The company has also developed its own internal system for administration known as Octagon Pension Administration System (OPAS). It is an online platform and a first of its kind robust and versatile system that provides superior administrative capability and functionality. The system allows members to view and download pension statements and contributions history, participate in trustee elections, apply for payment of retirement benefits, among others. It also allows trustees to monitor scheme compliance, approve applications of members, among other capabilities. The system serves over 90,000 members in Kenya, Uganda and Zambia.
Furthermore, Octagon delivers passionate service to its clients in line with its motto; Service with a passion. Octagon Africa has subsidiary companies in Uganda and Zambia where it provides pension administration and training services. Alongside the Octagon Pension Services Limited, the company also runs Octagon Insurance Brokers Limited that offers life and general insurance brokerage and advisory services to clients.
Retirement benefit schemes are supposed to invest their assets in certain forms to conform with retirement benefits regulations. According to Mr. Waswa, one of the things the industry has been getting into is property investments.
“There is a huge room for pension schemes to get into property investment and trustees have been looking for available opportunities,” he says. “The Retirement Benefits Regulations allows for a maximum of 30 per cent of the scheme fund to be invested in property,” he adds.
In this regard, Octagon Africa established Firmus Realtors Limited in 2015, a property company that provides retirement benefits schemes with property advisory services.
“We were driven by the fact that investment managers who offer investments advisory sometimes get conflicted while advising trustees to invest in property,” observes Mr. Waswa. “We, therefore, came on board to fill that gap because trustees are looking at having independent minds that will advise on best investment with great returns,” he adds.
Private equity, Fred notes, is a fantastic form of investment in which pension schemes can invest in. The risk is nevertheless high but has particularly good returns as long as you do a good analysis of the firm you are investing in.
However, the challenge with alternative investments is lack of knowledge. The Institute of Pension Management has therefore partnered with the Nairobi Stock Exchange to run a programme on alternative investments to create awareness among the trustees.

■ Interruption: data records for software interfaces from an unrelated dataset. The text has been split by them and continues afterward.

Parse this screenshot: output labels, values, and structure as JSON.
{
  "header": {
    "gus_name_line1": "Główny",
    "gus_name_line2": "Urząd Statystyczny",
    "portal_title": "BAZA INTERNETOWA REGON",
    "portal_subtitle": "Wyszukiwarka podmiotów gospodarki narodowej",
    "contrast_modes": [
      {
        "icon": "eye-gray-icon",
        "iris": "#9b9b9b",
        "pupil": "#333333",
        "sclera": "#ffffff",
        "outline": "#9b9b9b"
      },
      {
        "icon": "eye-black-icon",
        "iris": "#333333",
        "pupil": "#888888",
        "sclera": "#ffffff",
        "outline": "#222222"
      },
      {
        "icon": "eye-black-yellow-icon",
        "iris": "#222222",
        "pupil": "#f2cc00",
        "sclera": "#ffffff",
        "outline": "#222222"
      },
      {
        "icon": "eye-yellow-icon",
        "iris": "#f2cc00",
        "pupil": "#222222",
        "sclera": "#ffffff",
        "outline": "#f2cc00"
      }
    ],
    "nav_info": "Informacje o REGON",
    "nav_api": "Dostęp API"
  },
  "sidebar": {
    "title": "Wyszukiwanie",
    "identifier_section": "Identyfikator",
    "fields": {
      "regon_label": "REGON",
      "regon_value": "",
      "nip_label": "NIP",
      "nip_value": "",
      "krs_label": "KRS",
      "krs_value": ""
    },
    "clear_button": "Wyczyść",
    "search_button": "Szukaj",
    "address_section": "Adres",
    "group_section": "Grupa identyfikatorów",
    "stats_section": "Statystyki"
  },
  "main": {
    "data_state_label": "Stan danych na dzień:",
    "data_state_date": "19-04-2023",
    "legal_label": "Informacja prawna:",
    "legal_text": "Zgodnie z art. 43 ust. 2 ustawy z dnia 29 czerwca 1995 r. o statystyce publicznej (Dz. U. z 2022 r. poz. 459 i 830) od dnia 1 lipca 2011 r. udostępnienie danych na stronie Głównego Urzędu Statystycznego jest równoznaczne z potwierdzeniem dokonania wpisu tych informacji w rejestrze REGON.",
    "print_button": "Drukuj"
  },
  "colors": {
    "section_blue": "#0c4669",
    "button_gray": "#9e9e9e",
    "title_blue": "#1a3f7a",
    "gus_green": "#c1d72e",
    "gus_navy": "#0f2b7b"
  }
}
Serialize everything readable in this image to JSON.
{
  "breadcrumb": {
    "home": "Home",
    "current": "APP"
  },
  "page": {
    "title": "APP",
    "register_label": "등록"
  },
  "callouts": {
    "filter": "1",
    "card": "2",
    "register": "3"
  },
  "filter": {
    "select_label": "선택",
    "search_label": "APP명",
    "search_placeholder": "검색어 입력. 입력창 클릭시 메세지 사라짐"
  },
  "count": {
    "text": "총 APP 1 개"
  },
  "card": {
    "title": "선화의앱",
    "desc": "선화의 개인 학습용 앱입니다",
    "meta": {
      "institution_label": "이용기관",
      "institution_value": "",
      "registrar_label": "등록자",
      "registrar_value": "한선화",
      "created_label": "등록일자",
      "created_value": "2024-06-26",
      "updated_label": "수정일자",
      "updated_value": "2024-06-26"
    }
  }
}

The capping of interest rates and lack of regulations on property acquisition, management and disposal are other challenges facing the pension industry.
Mr. Waswa, however, says the industry is still young and the prospect of more growth in coming years is positive.